This conversation was one that captivated us, and we just couldn’t stop snickering. The patriarch was an obese man with oxygen tubes feeding into his nostrils and I kept thinking that the kids would be seeing an inheritance fairly soon. Perhaps he sensed the end as much as I did, thus the conversations leaned all night towards what he would be leaving behind. It was sad to me that they talked about their children and grandchildren, but never once did the conversation lead down the path of whether they were happy, fulfilled or loved.
All of these experiences really made us think about the ego and how we are always seemingly trying to ‘one-up’ each other. The kids across the way with their selfies, the old couples behind us with their fixations on money, even ourselves with a lot of the pictures that we had taken of our experiences in Malta. We might as well have tagged them all with #andyouarenot at the end of them.
Look at this 2lb super burrito I am eating #andyouarenot
I’m in Rome #andyouarenot
I’m rich #andyouarenot
I’m buying these new shoes #andyouarenot
Why do we do this? It’s so sad, because most of the time I don’t think we realize we are even doing it. I know that this seems strange to write about, but we both decided last night that social media is really a bizarre thing. That smart phones are so popular in wealthy countries because of the ability to instantly boost an individual’s ego. It’s not often people post things that paint them in a lesser light, probably because those people can’t even afford a smart phone, or have evolved to the point of not having to post every moment of their lives to instagram.
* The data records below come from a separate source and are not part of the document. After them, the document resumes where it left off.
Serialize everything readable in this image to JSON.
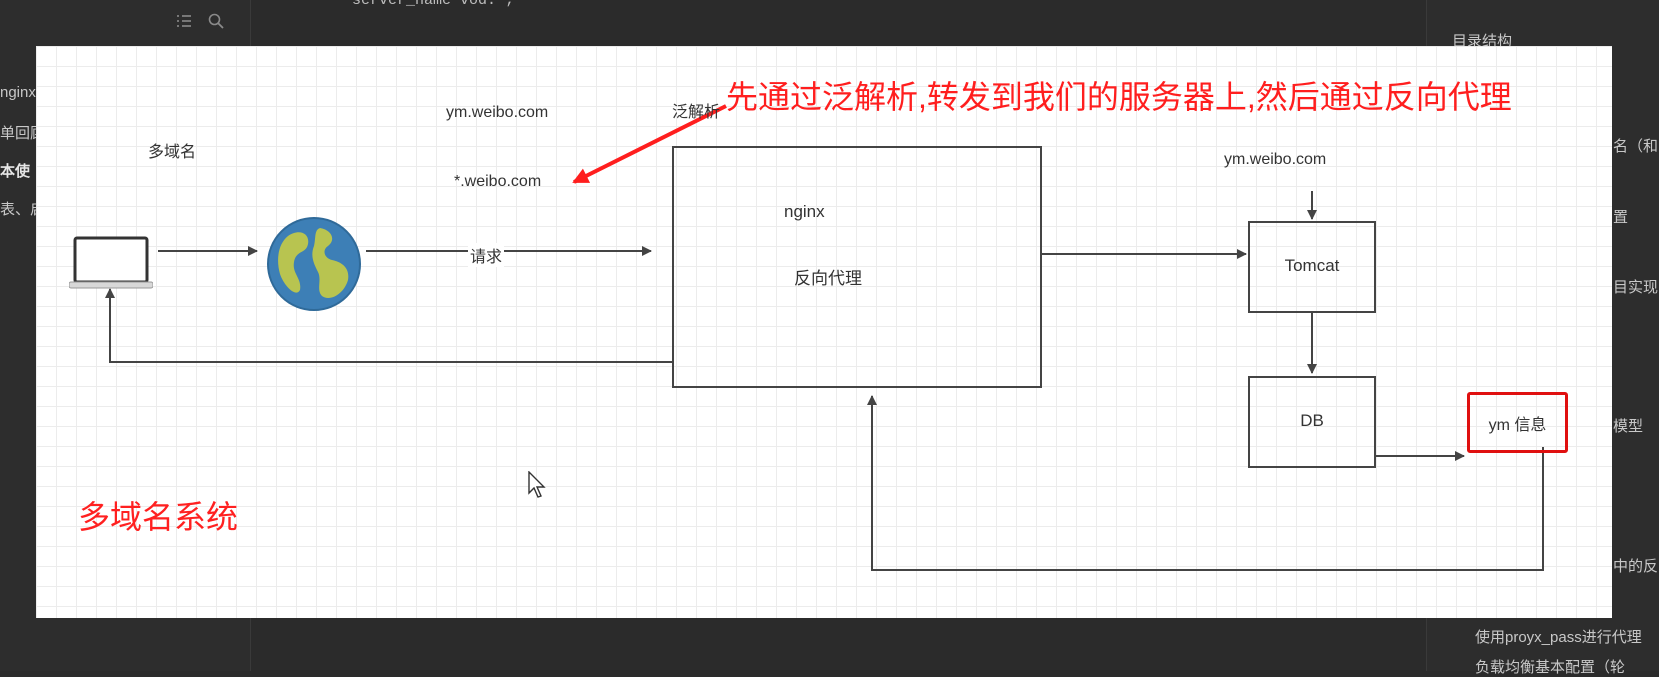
{
  "editor": {
    "top_code_line": "server_name vod. ;",
    "left_fragments": [
      "nginx",
      "单回顾",
      "本使",
      "表、启"
    ],
    "right_fragments": {
      "heading": "目录结构",
      "item1": "名（和",
      "item2": "置",
      "item3": "目实现",
      "item4": "模型",
      "item5": "中的反",
      "item6": "使用proyx_pass进行代理",
      "item7": "负载均衡基本配置（轮"
    }
  },
  "diagram": {
    "title_annotation": "先通过泛解析,转发到我们的服务器上,然后通过反向代理",
    "subtitle": "多域名",
    "system_label": "多域名系统",
    "domain_top": "ym.weibo.com",
    "wildcard_domain": "*.weibo.com",
    "wildcard_label": "泛解析",
    "request_label": "请求",
    "nginx_label": "nginx",
    "reverse_proxy_label": "反向代理",
    "tomcat_domain": "ym.weibo.com",
    "tomcat_label": "Tomcat",
    "db_label": "DB",
    "info_label": "ym 信息"
  },
  "colors": {
    "annotation_red": "#ff1e1e",
    "box_stroke": "#444444"
  }
}
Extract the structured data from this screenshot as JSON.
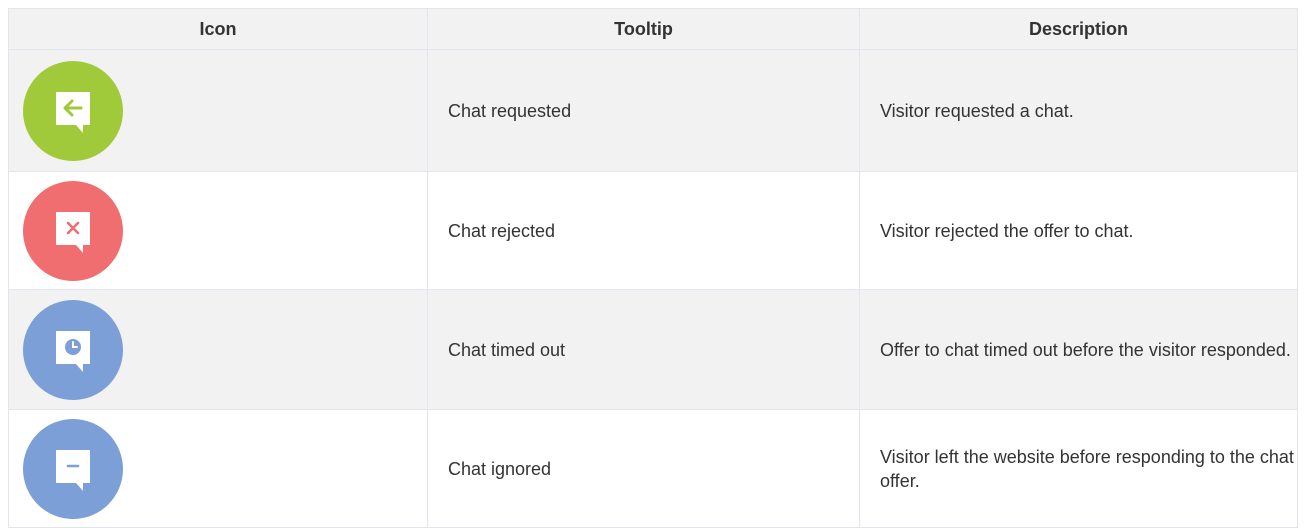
{
  "table": {
    "headers": {
      "icon": "Icon",
      "tooltip": "Tooltip",
      "description": "Description"
    },
    "rows": [
      {
        "icon": "chat-requested-icon",
        "icon_color": "#a0ca3a",
        "tooltip": "Chat requested",
        "description": "Visitor requested a chat."
      },
      {
        "icon": "chat-rejected-icon",
        "icon_color": "#f06e70",
        "tooltip": "Chat rejected",
        "description": "Visitor rejected the offer to chat."
      },
      {
        "icon": "chat-timed-out-icon",
        "icon_color": "#7b9fd6",
        "tooltip": "Chat timed out",
        "description": "Offer to chat timed out before the visitor responded."
      },
      {
        "icon": "chat-ignored-icon",
        "icon_color": "#7b9fd6",
        "tooltip": "Chat ignored",
        "description": "Visitor left the website before responding to the chat offer."
      }
    ]
  },
  "colors": {
    "header_bg": "#f2f2f2",
    "row_shade_bg": "#f2f2f2",
    "border": "#e2e5ee",
    "text": "#333333"
  }
}
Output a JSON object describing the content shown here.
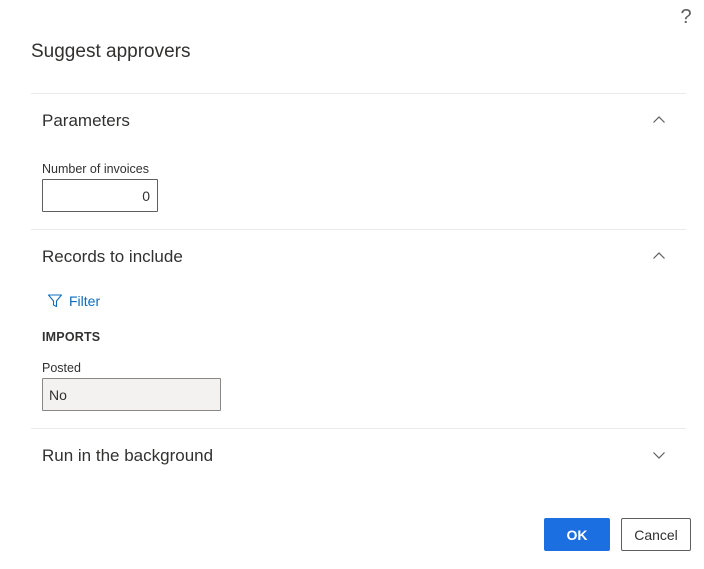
{
  "dialog": {
    "title": "Suggest approvers",
    "help_glyph": "?"
  },
  "sections": {
    "parameters": {
      "title": "Parameters",
      "state": "expanded",
      "fields": {
        "number_of_invoices": {
          "label": "Number of invoices",
          "value": "0"
        }
      }
    },
    "records": {
      "title": "Records to include",
      "state": "expanded",
      "filter_label": "Filter",
      "group_label": "IMPORTS",
      "fields": {
        "posted": {
          "label": "Posted",
          "value": "No"
        }
      }
    },
    "background": {
      "title": "Run in the background",
      "state": "collapsed"
    }
  },
  "footer": {
    "ok_label": "OK",
    "cancel_label": "Cancel"
  },
  "colors": {
    "primary": "#1c6fe0",
    "link": "#0f6cbd",
    "text": "#323130",
    "readonly_bg": "#f3f2f1"
  }
}
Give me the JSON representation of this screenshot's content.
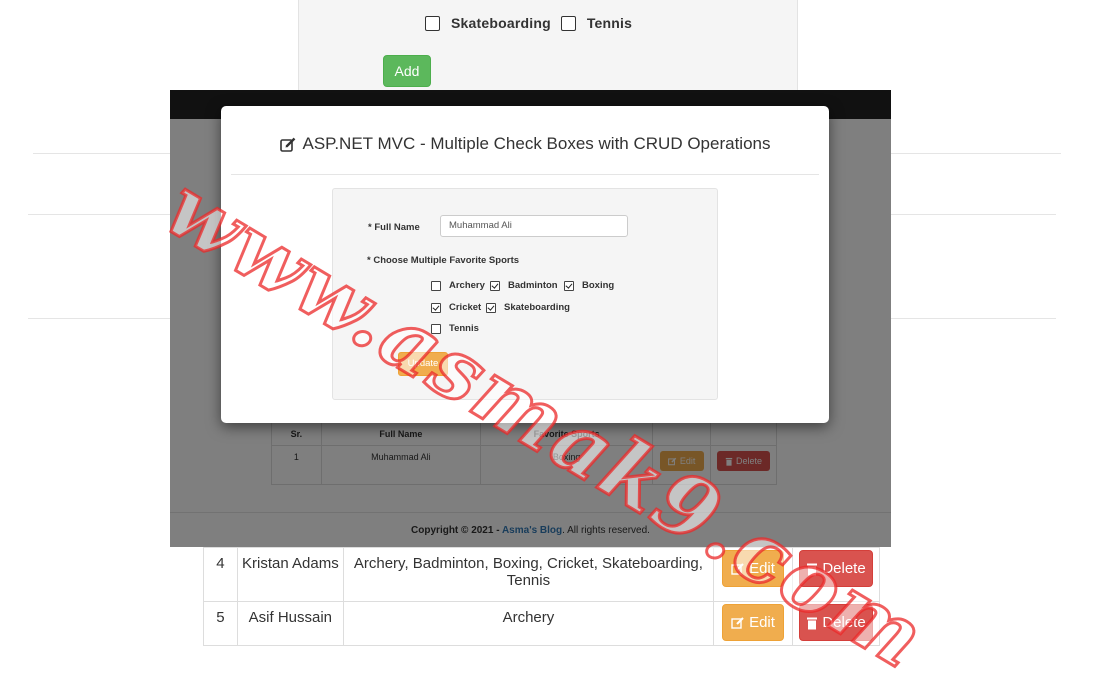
{
  "background": {
    "sports_row": [
      {
        "label": "Skateboarding",
        "checked": false
      },
      {
        "label": "Tennis",
        "checked": false
      }
    ],
    "add_label": "Add",
    "table_rows": [
      {
        "sr": "4",
        "name": "Kristan Adams",
        "sports": "Archery, Badminton, Boxing, Cricket, Skateboarding, Tennis",
        "edit": "Edit",
        "delete": "Delete"
      },
      {
        "sr": "5",
        "name": "Asif Hussain",
        "sports": "Archery",
        "edit": "Edit",
        "delete": "Delete"
      }
    ]
  },
  "inner_page": {
    "table": {
      "headers": [
        "Sr.",
        "Full Name",
        "Favorite Sports",
        "",
        ""
      ],
      "row": {
        "sr": "1",
        "name": "Muhammad Ali",
        "sports": "Boxing",
        "edit": "Edit",
        "delete": "Delete"
      }
    },
    "footer": {
      "prefix": "Copyright © 2021 - ",
      "blog": "Asma's Blog",
      "suffix": ". All rights reserved."
    }
  },
  "modal": {
    "title": "ASP.NET MVC - Multiple Check Boxes with CRUD Operations",
    "full_name_label": "* Full Name",
    "full_name_value": "Muhammad Ali",
    "sports_label": "* Choose Multiple Favorite Sports",
    "sports": [
      {
        "label": "Archery",
        "checked": false
      },
      {
        "label": "Badminton",
        "checked": true
      },
      {
        "label": "Boxing",
        "checked": true
      },
      {
        "label": "Cricket",
        "checked": true
      },
      {
        "label": "Skateboarding",
        "checked": true
      },
      {
        "label": "Tennis",
        "checked": false
      }
    ],
    "update_label": "Update"
  },
  "watermark": "www.asmak9.com",
  "colors": {
    "success": "#5cb85c",
    "warning": "#f0ad4e",
    "danger": "#d9534f",
    "navbar": "#222222",
    "link": "#337ab7"
  }
}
I’m hungry #andyouarenot
I’m dying of cancer #andyouarenot
I am drinking filthy water #andyouarenot
I am homeless #andyouarenot
One thing my wife and I are going to be doing this year is practice more social responsibility in our daily lives & communities, volunteering even more than we have in the past. We are so grateful for the love and health that are so abundant in our lives. So this time next year we will have a brand new hashtag – what do you think it should be?